Current Season Needle Necrosis (CSNN) has resulted in significant losses for some Christmas tree growers as affected trees have become unmarketable.
The disease, thought to be caused by the fungus Sydowia polyspora, has resulted in greatly reduced crop yields, with losses of as much as £60,000 for a single grower.
CSNN affects Nordman Firs, the dominant species grown in the UK, and some other species, causing a red necrosis on the current season's needles. The causes of the problem and how it spreads are not known and there is no control available for the disease.
ADAS consultant Janet Allen said: "This is not associated with premature needle drop in trees that have been harvested because these trees will never reach the market.
"The potential for losses in the industry is that they may have trees they have grown for six or seven years and are then unable to sell them in the year they want to market them. This could mean that the crop of trees they have reduces significantly.

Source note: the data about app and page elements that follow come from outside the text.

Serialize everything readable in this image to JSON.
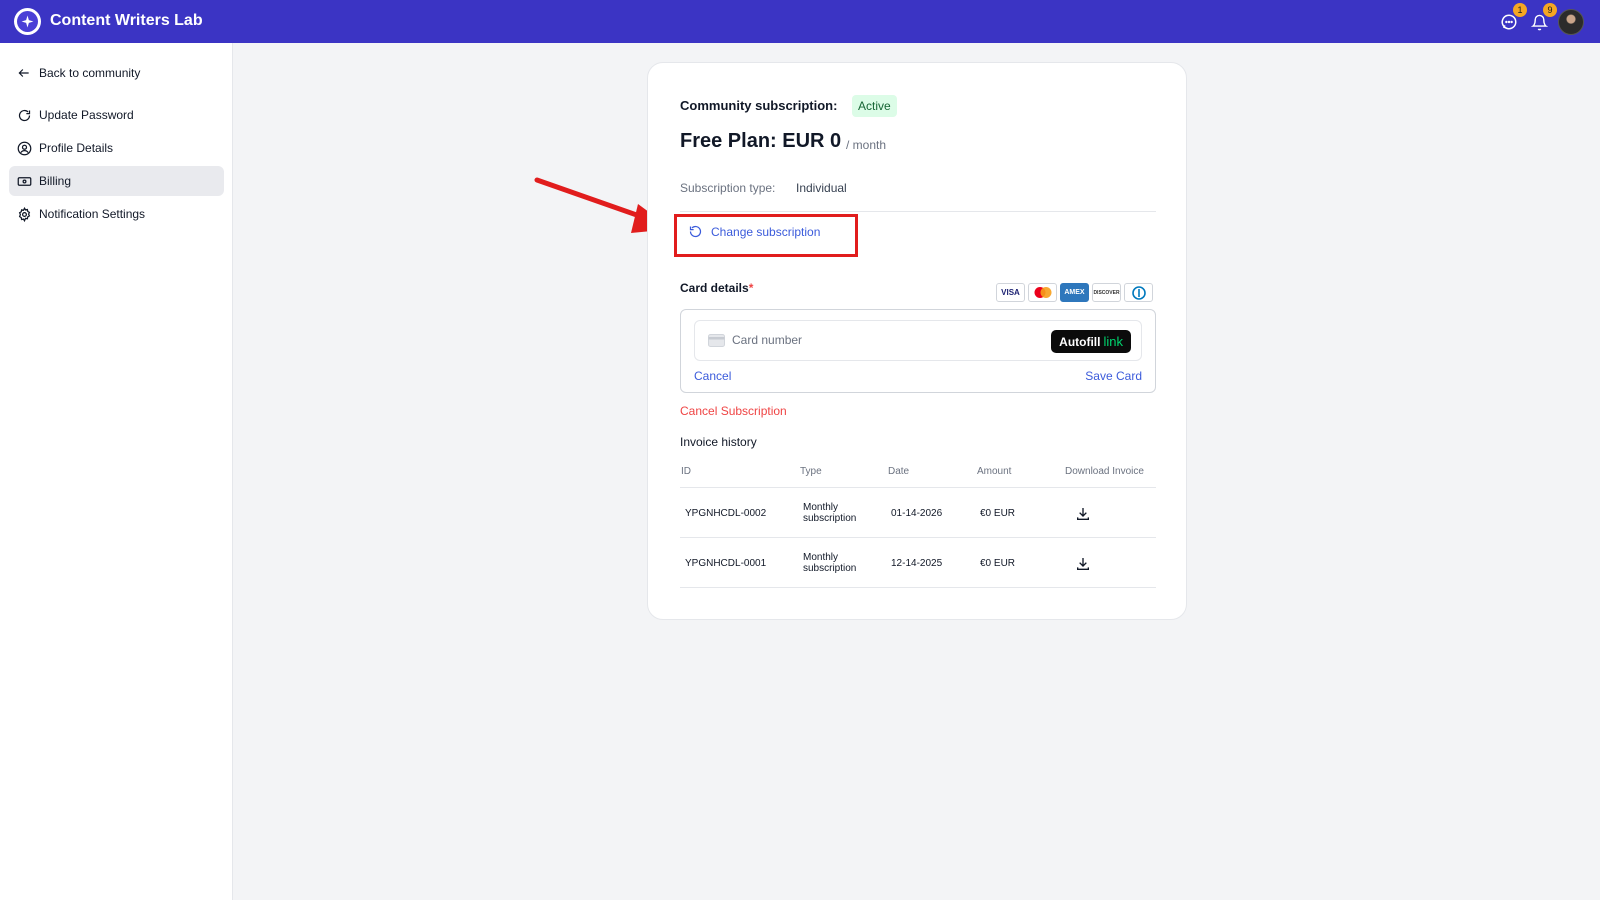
{
  "app": {
    "title": "Content Writers Lab"
  },
  "header": {
    "messages_badge": "1",
    "notifications_badge": "9"
  },
  "sidebar": {
    "items": [
      {
        "label": "Back to community",
        "icon": "arrow-left-icon"
      },
      {
        "label": "Update Password",
        "icon": "refresh-icon"
      },
      {
        "label": "Profile Details",
        "icon": "user-circle-icon"
      },
      {
        "label": "Billing",
        "icon": "billing-icon",
        "active": true
      },
      {
        "label": "Notification Settings",
        "icon": "gear-icon"
      }
    ]
  },
  "subscription": {
    "label": "Community subscription:",
    "status": "Active",
    "plan_name": "Free Plan: EUR 0",
    "plan_period": "/ month",
    "type_label": "Subscription type:",
    "type_value": "Individual",
    "change_label": "Change subscription"
  },
  "card_details": {
    "label": "Card details",
    "required_mark": "*",
    "brands": [
      "VISA",
      "mastercard",
      "AMEX",
      "DISCOVER",
      "diners"
    ],
    "placeholder": "Card number",
    "autofill_label": "Autofill",
    "autofill_link": "link",
    "cancel_label": "Cancel",
    "save_label": "Save Card"
  },
  "cancel_subscription_label": "Cancel Subscription",
  "invoices": {
    "title": "Invoice history",
    "columns": [
      "ID",
      "Type",
      "Date",
      "Amount",
      "Download Invoice"
    ],
    "rows": [
      {
        "id": "YPGNHCDL-0002",
        "type_line1": "Monthly",
        "type_line2": "subscription",
        "date": "01-14-2026",
        "amount": "€0 EUR"
      },
      {
        "id": "YPGNHCDL-0001",
        "type_line1": "Monthly",
        "type_line2": "subscription",
        "date": "12-14-2025",
        "amount": "€0 EUR"
      }
    ]
  },
  "colors": {
    "topbar": "#3b34c4",
    "link": "#3b5bdb",
    "danger": "#ef4444",
    "annotation": "#e11d1d",
    "active_badge_bg": "#dcfce7"
  }
}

We can't say how much it would be - it could be 10 per cent or it could be 50."
She added that it was not clear how many growers were hit. "It's fair to say it is widespread, but we really don't know how widespread. Looking at the way it has manifested abroad it is probably more common than people realise. One grower I have worked with has lost £60,000 worth of trees because they just can't market them."
Hans Alexanderssen, owner of grower HA Trim, said he had been hit and that he would be discussing the problem with other growers and the British Christmas Tree Growers Association.

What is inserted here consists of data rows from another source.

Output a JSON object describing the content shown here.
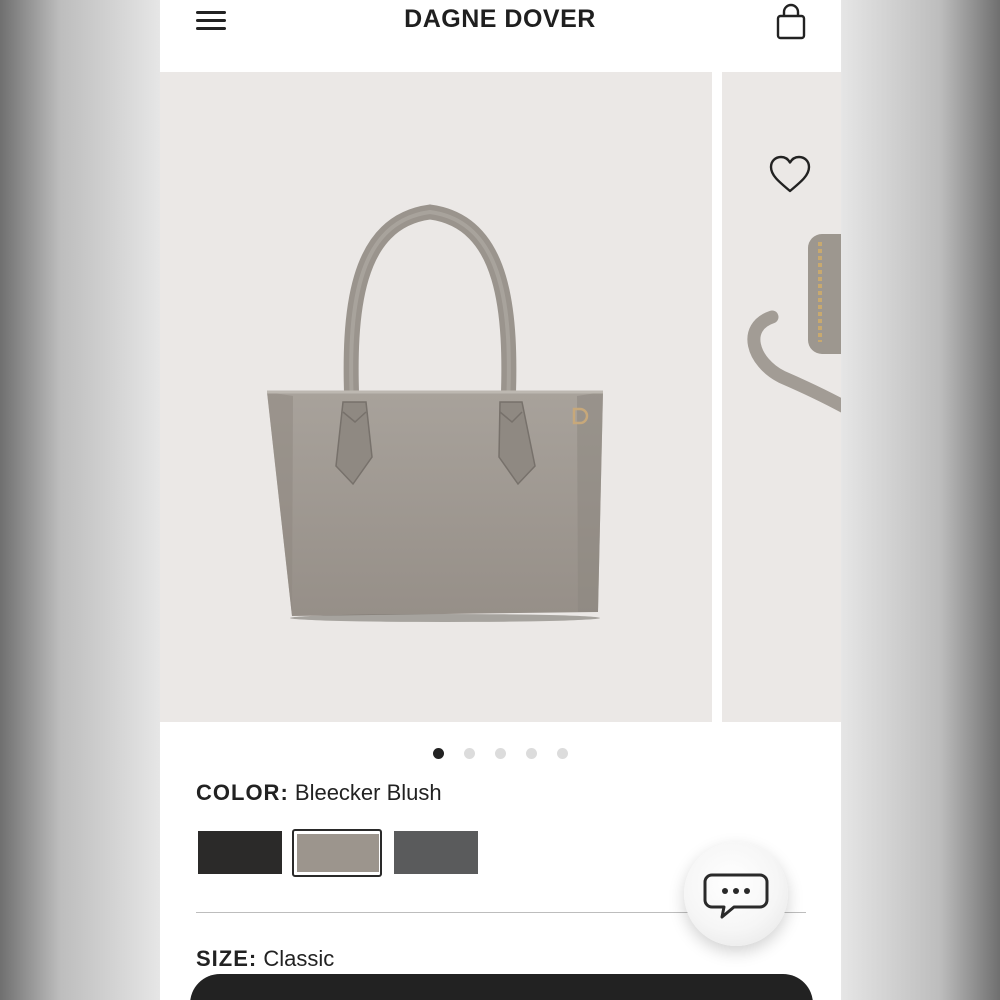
{
  "header": {
    "brand": "DAGNE DOVER",
    "menu_icon": "hamburger-menu-icon",
    "cart_icon": "shopping-bag-icon"
  },
  "gallery": {
    "wishlist_icon": "heart-icon",
    "slide_count": 5,
    "active_slide": 1
  },
  "color": {
    "label": "COLOR:",
    "value": "Bleecker Blush",
    "swatches": [
      {
        "color": "#2b2a29",
        "selected": false
      },
      {
        "color": "#9c958d",
        "selected": true
      },
      {
        "color": "#5a5b5c",
        "selected": false
      }
    ]
  },
  "size": {
    "label": "SIZE:",
    "value": "Classic"
  },
  "chat": {
    "icon": "chat-bubble-icon"
  },
  "colors": {
    "text": "#222222",
    "image_background": "#ebe8e6",
    "bag": "#9e9891"
  }
}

Industry seeks answers with added research
"It's clearly a problem that we've experienced. We have a study group working on it and we will hopefully be able to find some answers for the next season. It's a problem in Europe and North America as well. We are using all the research available and doing our own to see whether we can ascertain the reason - or reasons, because there may be more than one. It affects some growers but not all."
Roger Hay, secretary, British Christmas Tree Growers Association.